■ EXERCISE PROMPT:
The expected output is the data itself, duplicated in full.

[Component data from apps and pages]
━━━━━━━━━━
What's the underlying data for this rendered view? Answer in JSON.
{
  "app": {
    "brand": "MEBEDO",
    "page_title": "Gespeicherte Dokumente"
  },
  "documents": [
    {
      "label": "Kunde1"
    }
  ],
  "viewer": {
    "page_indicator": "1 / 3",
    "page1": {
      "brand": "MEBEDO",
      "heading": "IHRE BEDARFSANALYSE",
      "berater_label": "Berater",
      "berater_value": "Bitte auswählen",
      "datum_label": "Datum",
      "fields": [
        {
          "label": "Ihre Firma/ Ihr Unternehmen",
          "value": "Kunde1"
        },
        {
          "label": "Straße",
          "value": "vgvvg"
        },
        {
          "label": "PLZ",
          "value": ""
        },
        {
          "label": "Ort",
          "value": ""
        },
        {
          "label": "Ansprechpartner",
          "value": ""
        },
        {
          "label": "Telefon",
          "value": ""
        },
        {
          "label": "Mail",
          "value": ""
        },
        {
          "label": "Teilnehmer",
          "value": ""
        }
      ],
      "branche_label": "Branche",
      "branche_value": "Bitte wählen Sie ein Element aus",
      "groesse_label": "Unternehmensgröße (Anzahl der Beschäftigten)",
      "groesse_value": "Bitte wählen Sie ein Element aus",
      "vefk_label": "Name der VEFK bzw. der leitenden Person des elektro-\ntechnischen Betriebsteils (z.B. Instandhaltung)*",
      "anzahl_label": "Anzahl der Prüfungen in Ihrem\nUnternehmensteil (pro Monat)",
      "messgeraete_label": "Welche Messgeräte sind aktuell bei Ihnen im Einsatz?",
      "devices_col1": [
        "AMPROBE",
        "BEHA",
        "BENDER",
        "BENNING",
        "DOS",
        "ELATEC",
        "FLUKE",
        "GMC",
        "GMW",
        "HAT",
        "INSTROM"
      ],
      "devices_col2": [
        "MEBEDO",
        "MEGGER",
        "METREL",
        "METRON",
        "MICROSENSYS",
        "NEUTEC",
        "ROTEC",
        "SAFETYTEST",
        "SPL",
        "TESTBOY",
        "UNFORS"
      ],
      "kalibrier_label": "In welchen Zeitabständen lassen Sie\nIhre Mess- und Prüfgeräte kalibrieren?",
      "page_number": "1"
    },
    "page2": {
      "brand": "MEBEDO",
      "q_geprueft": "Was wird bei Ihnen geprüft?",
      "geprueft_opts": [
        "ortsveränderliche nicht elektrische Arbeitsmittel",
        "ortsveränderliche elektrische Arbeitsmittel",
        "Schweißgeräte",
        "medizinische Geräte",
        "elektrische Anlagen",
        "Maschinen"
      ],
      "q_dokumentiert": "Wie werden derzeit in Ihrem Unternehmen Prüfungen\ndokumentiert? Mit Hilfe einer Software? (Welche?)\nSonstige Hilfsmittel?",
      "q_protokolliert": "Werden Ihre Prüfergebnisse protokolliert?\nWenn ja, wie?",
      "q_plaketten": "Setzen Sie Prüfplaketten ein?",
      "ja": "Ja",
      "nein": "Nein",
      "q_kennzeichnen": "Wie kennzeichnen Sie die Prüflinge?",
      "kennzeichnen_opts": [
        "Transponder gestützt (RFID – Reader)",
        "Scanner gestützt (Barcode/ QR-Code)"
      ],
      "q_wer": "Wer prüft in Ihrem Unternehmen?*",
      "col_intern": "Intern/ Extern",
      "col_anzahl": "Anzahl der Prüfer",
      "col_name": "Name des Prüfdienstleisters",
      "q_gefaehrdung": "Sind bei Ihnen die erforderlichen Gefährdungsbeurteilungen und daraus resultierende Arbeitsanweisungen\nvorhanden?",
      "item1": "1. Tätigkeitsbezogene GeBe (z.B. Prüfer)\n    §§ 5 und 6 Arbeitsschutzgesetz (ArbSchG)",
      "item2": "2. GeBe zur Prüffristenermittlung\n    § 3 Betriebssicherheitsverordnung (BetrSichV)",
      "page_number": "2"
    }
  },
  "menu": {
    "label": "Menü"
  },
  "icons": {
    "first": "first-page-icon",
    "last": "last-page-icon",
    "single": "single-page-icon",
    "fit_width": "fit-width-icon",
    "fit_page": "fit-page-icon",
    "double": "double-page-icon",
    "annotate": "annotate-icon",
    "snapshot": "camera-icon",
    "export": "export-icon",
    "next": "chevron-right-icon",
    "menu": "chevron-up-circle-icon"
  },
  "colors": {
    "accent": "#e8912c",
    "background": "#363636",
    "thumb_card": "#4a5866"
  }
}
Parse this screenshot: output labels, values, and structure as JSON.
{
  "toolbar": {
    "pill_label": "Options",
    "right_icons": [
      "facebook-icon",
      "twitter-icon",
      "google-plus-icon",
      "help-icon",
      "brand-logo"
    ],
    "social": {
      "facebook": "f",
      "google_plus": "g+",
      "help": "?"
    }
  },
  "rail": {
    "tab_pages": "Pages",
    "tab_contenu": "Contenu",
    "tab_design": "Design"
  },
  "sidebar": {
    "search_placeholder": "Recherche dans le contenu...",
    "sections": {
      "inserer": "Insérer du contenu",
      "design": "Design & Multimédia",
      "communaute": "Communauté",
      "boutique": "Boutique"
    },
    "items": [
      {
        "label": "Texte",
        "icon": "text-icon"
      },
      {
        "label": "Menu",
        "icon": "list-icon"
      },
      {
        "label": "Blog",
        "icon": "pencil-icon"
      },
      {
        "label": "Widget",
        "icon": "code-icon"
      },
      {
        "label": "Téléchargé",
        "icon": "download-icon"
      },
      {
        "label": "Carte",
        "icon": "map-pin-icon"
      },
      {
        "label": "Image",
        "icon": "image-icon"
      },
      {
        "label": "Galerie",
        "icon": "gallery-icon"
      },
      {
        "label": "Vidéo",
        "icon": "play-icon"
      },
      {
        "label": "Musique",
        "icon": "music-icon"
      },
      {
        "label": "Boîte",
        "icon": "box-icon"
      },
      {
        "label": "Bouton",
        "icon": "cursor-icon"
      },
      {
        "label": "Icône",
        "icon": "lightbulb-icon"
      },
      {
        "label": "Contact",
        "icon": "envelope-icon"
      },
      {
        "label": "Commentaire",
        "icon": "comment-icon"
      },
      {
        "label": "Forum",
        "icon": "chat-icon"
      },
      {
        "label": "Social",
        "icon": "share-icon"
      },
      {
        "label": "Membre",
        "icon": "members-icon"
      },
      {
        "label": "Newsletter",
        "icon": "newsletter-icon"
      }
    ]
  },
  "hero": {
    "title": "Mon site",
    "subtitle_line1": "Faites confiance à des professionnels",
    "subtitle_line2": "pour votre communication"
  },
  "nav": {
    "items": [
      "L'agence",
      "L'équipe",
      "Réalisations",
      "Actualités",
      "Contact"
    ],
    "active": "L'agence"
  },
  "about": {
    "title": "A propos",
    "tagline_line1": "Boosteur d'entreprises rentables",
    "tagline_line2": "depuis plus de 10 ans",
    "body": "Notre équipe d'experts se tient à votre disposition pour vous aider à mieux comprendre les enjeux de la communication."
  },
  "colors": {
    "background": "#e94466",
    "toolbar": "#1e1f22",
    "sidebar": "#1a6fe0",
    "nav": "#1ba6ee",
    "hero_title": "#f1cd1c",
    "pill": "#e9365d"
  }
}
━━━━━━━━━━
■ TASK ANSWER:
What's the underlying data for this rendered view? Answer in JSON.
{
  "app": {
    "brand": "MEBEDO",
    "page_title": "Gespeicherte Dokumente"
  },
  "documents": [
    {
      "label": "Kunde1"
    }
  ],
  "viewer": {
    "page_indicator": "1 / 3",
    "page1": {
      "brand": "MEBEDO",
      "heading": "IHRE BEDARFSANALYSE",
      "berater_label": "Berater",
      "berater_value": "Bitte auswählen",
      "datum_label": "Datum",
      "fields": [
        {
          "label": "Ihre Firma/ Ihr Unternehmen",
          "value": "Kunde1"
        },
        {
          "label": "Straße",
          "value": "vgvvg"
        },
        {
          "label": "PLZ",
          "value": ""
        },
        {
          "label": "Ort",
          "value": ""
        },
        {
          "label": "Ansprechpartner",
          "value": ""
        },
        {
          "label": "Telefon",
          "value": ""
        },
        {
          "label": "Mail",
          "value": ""
        },
        {
          "label": "Teilnehmer",
          "value": ""
        }
      ],
      "branche_label": "Branche",
      "branche_value": "Bitte wählen Sie ein Element aus",
      "groesse_label": "Unternehmensgröße (Anzahl der Beschäftigten)",
      "groesse_value": "Bitte wählen Sie ein Element aus",
      "vefk_label": "Name der VEFK bzw. der leitenden Person des elektro-\ntechnischen Betriebsteils (z.B. Instandhaltung)*",
      "anzahl_label": "Anzahl der Prüfungen in Ihrem\nUnternehmensteil (pro Monat)",
      "messgeraete_label": "Welche Messgeräte sind aktuell bei Ihnen im Einsatz?",
      "devices_col1": [
        "AMPROBE",
        "BEHA",
        "BENDER",
        "BENNING",
        "DOS",
        "ELATEC",
        "FLUKE",
        "GMC",
        "GMW",
        "HAT",
        "INSTROM"
      ],
      "devices_col2": [
        "MEBEDO",
        "MEGGER",
        "METREL",
        "METRON",
        "MICROSENSYS",
        "NEUTEC",
        "ROTEC",
        "SAFETYTEST",
        "SPL",
        "TESTBOY",
        "UNFORS"
      ],
      "kalibrier_label": "In welchen Zeitabständen lassen Sie\nIhre Mess- und Prüfgeräte kalibrieren?",
      "page_number": "1"
    },
    "page2": {
      "brand": "MEBEDO",
      "q_geprueft": "Was wird bei Ihnen geprüft?",
      "geprueft_opts": [
        "ortsveränderliche nicht elektrische Arbeitsmittel",
        "ortsveränderliche elektrische Arbeitsmittel",
        "Schweißgeräte",
        "medizinische Geräte",
        "elektrische Anlagen",
        "Maschinen"
      ],
      "q_dokumentiert": "Wie werden derzeit in Ihrem Unternehmen Prüfungen\ndokumentiert? Mit Hilfe einer Software? (Welche?)\nSonstige Hilfsmittel?",
      "q_protokolliert": "Werden Ihre Prüfergebnisse protokolliert?\nWenn ja, wie?",
      "q_plaketten": "Setzen Sie Prüfplaketten ein?",
      "ja": "Ja",
      "nein": "Nein",
      "q_kennzeichnen": "Wie kennzeichnen Sie die Prüflinge?",
      "kennzeichnen_opts": [
        "Transponder gestützt (RFID – Reader)",
        "Scanner gestützt (Barcode/ QR-Code)"
      ],
      "q_wer": "Wer prüft in Ihrem Unternehmen?*",
      "col_intern": "Intern/ Extern",
      "col_anzahl": "Anzahl der Prüfer",
      "col_name": "Name des Prüfdienstleisters",
      "q_gefaehrdung": "Sind bei Ihnen die erforderlichen Gefährdungsbeurteilungen und daraus resultierende Arbeitsanweisungen\nvorhanden?",
      "item1": "1. Tätigkeitsbezogene GeBe (z.B. Prüfer)\n    §§ 5 und 6 Arbeitsschutzgesetz (ArbSchG)",
      "item2": "2. GeBe zur Prüffristenermittlung\n    § 3 Betriebssicherheitsverordnung (BetrSichV)",
      "page_number": "2"
    }
  },
  "menu": {
    "label": "Menü"
  },
  "icons": {
    "first": "first-page-icon",
    "last": "last-page-icon",
    "single": "single-page-icon",
    "fit_width": "fit-width-icon",
    "fit_page": "fit-page-icon",
    "double": "double-page-icon",
    "annotate": "annotate-icon",
    "snapshot": "camera-icon",
    "export": "export-icon",
    "next": "chevron-right-icon",
    "menu": "chevron-up-circle-icon"
  },
  "colors": {
    "accent": "#e8912c",
    "background": "#363636",
    "thumb_card": "#4a5866"
  }
}
Parse this screenshot: output labels, values, and structure as JSON.
{
  "toolbar": {
    "pill_label": "Options",
    "right_icons": [
      "facebook-icon",
      "twitter-icon",
      "google-plus-icon",
      "help-icon",
      "brand-logo"
    ],
    "social": {
      "facebook": "f",
      "google_plus": "g+",
      "help": "?"
    }
  },
  "rail": {
    "tab_pages": "Pages",
    "tab_contenu": "Contenu",
    "tab_design": "Design"
  },
  "sidebar": {
    "search_placeholder": "Recherche dans le contenu...",
    "sections": {
      "inserer": "Insérer du contenu",
      "design": "Design & Multimédia",
      "communaute": "Communauté",
      "boutique": "Boutique"
    },
    "items": [
      {
        "label": "Texte",
        "icon": "text-icon"
      },
      {
        "label": "Menu",
        "icon": "list-icon"
      },
      {
        "label": "Blog",
        "icon": "pencil-icon"
      },
      {
        "label": "Widget",
        "icon": "code-icon"
      },
      {
        "label": "Téléchargé",
        "icon": "download-icon"
      },
      {
        "label": "Carte",
        "icon": "map-pin-icon"
      },
      {
        "label": "Image",
        "icon": "image-icon"
      },
      {
        "label": "Galerie",
        "icon": "gallery-icon"
      },
      {
        "label": "Vidéo",
        "icon": "play-icon"
      },
      {
        "label": "Musique",
        "icon": "music-icon"
      },
      {
        "label": "Boîte",
        "icon": "box-icon"
      },
      {
        "label": "Bouton",
        "icon": "cursor-icon"
      },
      {
        "label": "Icône",
        "icon": "lightbulb-icon"
      },
      {
        "label": "Contact",
        "icon": "envelope-icon"
      },
      {
        "label": "Commentaire",
        "icon": "comment-icon"
      },
      {
        "label": "Forum",
        "icon": "chat-icon"
      },
      {
        "label": "Social",
        "icon": "share-icon"
      },
      {
        "label": "Membre",
        "icon": "members-icon"
      },
      {
        "label": "Newsletter",
        "icon": "newsletter-icon"
      }
    ]
  },
  "hero": {
    "title": "Mon site",
    "subtitle_line1": "Faites confiance à des professionnels",
    "subtitle_line2": "pour votre communication"
  },
  "nav": {
    "items": [
      "L'agence",
      "L'équipe",
      "Réalisations",
      "Actualités",
      "Contact"
    ],
    "active": "L'agence"
  },
  "about": {
    "title": "A propos",
    "tagline_line1": "Boosteur d'entreprises rentables",
    "tagline_line2": "depuis plus de 10 ans",
    "body": "Notre équipe d'experts se tient à votre disposition pour vous aider à mieux comprendre les enjeux de la communication."
  },
  "colors": {
    "background": "#e94466",
    "toolbar": "#1e1f22",
    "sidebar": "#1a6fe0",
    "nav": "#1ba6ee",
    "hero_title": "#f1cd1c",
    "pill": "#e9365d"
  }
}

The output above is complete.